The topic that I have come up with relating to the ‘University Experience’ is the Commute. Hundreds of Uni students travel near and far to attend University and get an education. My goal is to evaluate how this affects students’ routines, stress levels and time management while at uni. This can be all forms of transport; train, car, bus etc.
Some questions I would delve into are:
-How long is your commute?
-Is commuting better than living on campus?
-How do you organise assignments, work or family commitments around commuting?
-Do you feel connected to your uni peers?
I have personal experience with this, as I commute to uni via train for all of my subjects. It takes on average around an hour and 10 minutes. For a round trip, that’s over 2 hours. For myself personally, it is hard getting up for early classes, but on the commute I either draw or listen to music to relax.
Asking students about their commute is achievable on campus/ twitter as there are people bound to have different experiences with commuting, and as the semester has started, there are people that have to reflect on starting up their schedules again. For this particular semester, I can enquire on how the lack of a commute has changed their feelings about commuting.
I polled other students on Twitter about their mode of transport to uni, and how long their trip was.
From the results of the poll, it seems most people live close to uni and mostly commute by car. However from the 66 people that responded to my first poll, around 15 people have to endure a commute longer than an hour, which is tough. What surprised me was that most people used a car, I thought more students would be inclined to use public transport but almost 50% of the 35 people use a car. It would be interesting to study how much extra time the car people use up for traffic and trying to find parking on campus.
I found some resources to back up my point that this topic is worth exploring.
Students commute because they have different responsibilities, such as family, job commitments or housing status. First year students that commute can also have a hard time ‘fitting in’ to campus life, as they are not around their peers 24/7 and don’t enjoy extra-curricular benefits due to other responsibilities. As a result of the lack of socialisation on campus leads to less development as a whole. Commuters often find stress in scheduled classes, as they need larger blocks of classes at certain times, to free them up for other responsibilities they need to attend to. Commuter students also have lower retention rates that people living on campus, owing to the fact that there is less interaction with social and academic systems on campus. They therefore have less connection and drop out easier. This study was done in the US, but is relevant to Australian universities as well.
Happiness and Satisfaction with Commute

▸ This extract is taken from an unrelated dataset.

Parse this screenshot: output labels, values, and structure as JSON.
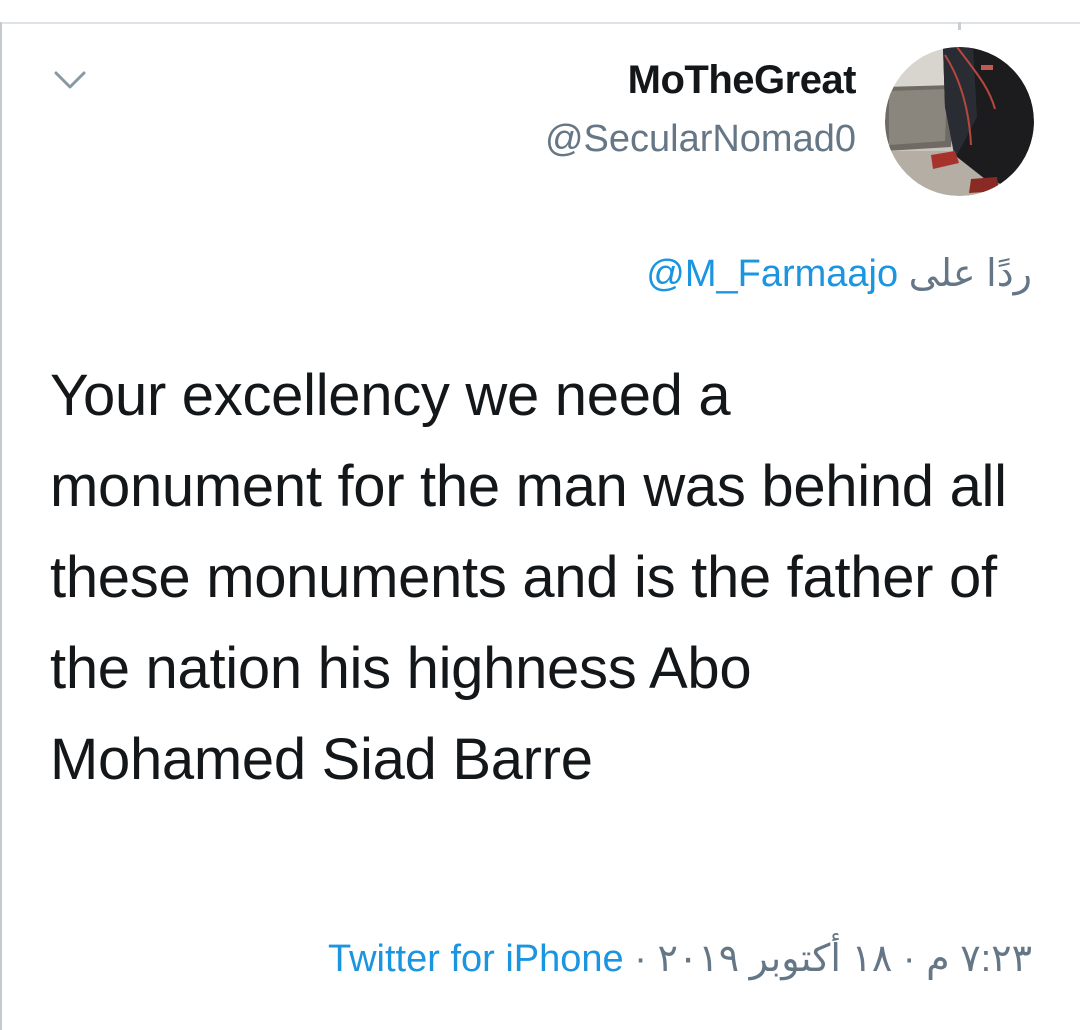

People satisfied with their work commute has a big effect on their outlook, making it positive. Some factors including having a short commute, biking or walking. These provide a small but necessary buffer from private life. However, commutes are still mostly stressful for people, owing to the travel time involved. Long commutes and congested traffic, cause stress in the workplace. But for longer commutes either social interaction or entertainment can counteract the negative feelings of a commute. It’s important to note that this study took in Sweden and may not be reflective of Australian commuting habits.

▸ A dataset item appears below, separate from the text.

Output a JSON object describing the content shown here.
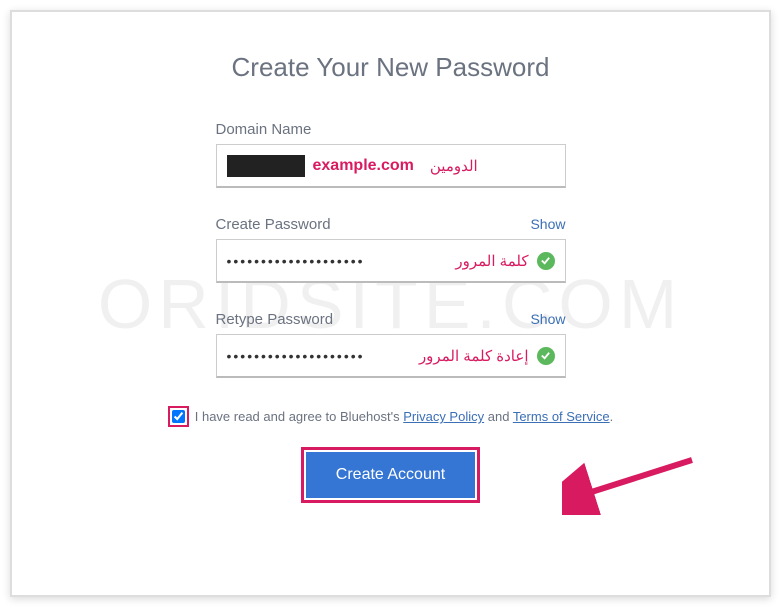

Stress Doesn’t Pay- Commuting Paradox
It discusses the effects commuting has on the person, in which the article describes how it can generate out of pocket costs (For train, tolls, parking etc.) and can put a divide between family, as there is less time to see them. Commuting is also a salient and boring activity that is needed to go to uni. Financial insecurity of commuting can also be a big risk, especially for studying uni students with just a part time job. Commuting also has other stressors, such as crowds, noises, traffic congestion and so forth.

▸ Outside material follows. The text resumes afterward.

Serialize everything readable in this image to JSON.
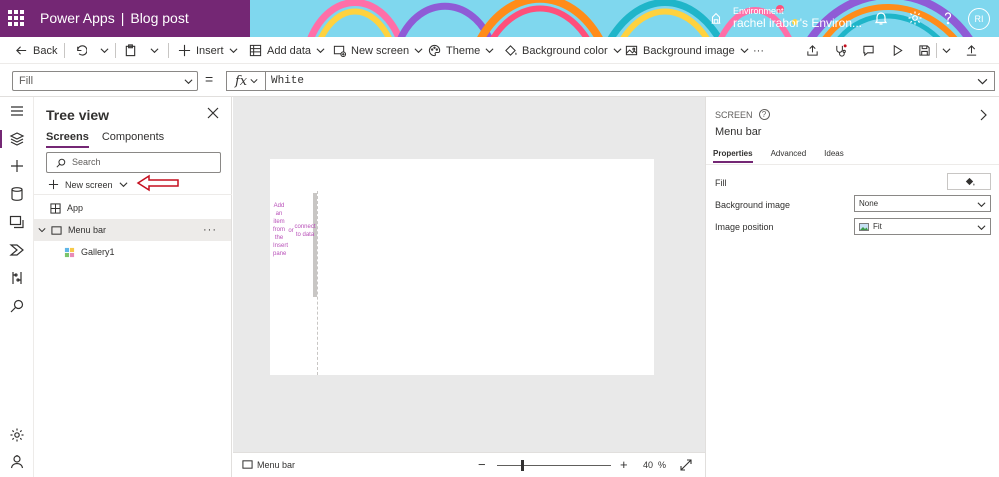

How the commute is changing who we are
This article thinks about the commute as an experience that we live though, silently shaping us as we go through it. We have so many experiences with other people in a commute and how we react that it changes us. The commute is full of activities, though constrained by the transportation. If people are repeatedly exposed to negative situations on a commute, that can change a persons desires on commuting. Likewise, if they have a strong social commute group, they might like the act of commuting more.
The issues on commuting have definitely been talked about before, but I feel confident enough about gathering resources and having my own perspective on events. Commuting is also not specifically related to uni, as many people also commute to work. These areas have lots of overlap between them, as no travelling strictly relates to uni or work, and I can use these related resources for psychological impacts.
Tenhouse A. (2005) ‘Commuter Students’ StateUniversity nd. Available at: https://education.stateuniversity.com/pages/1875/Commuter-Students.html Accessed 29/03/20
Happiness and Satisfaction with Commute-
Olsson et al, (2012) ‘Happiness and Satisfaction with Work Commute’ Social Indicators Research, 111 (255-263) DOI:https://doi.org/10.1007/s11205-012-0003-2, Accessed 29/03/20
Stress doesn’t pay- Commuter paradox-
Stutzer A. & Frey B. (2004) ‘Stress that doesn’t pay: The commuting paradox’ IZA 1278 Accessed 29/03/20
How the everyday commute is changing who we are-
Bissell D. (2018) ‘How the everyday commute is changing who we are’ The Conversation July 31st. Available At: https://theconversation.com/how-the-everyday-commute-is-changing-who-we-are-100323 , Accessed 29/03/20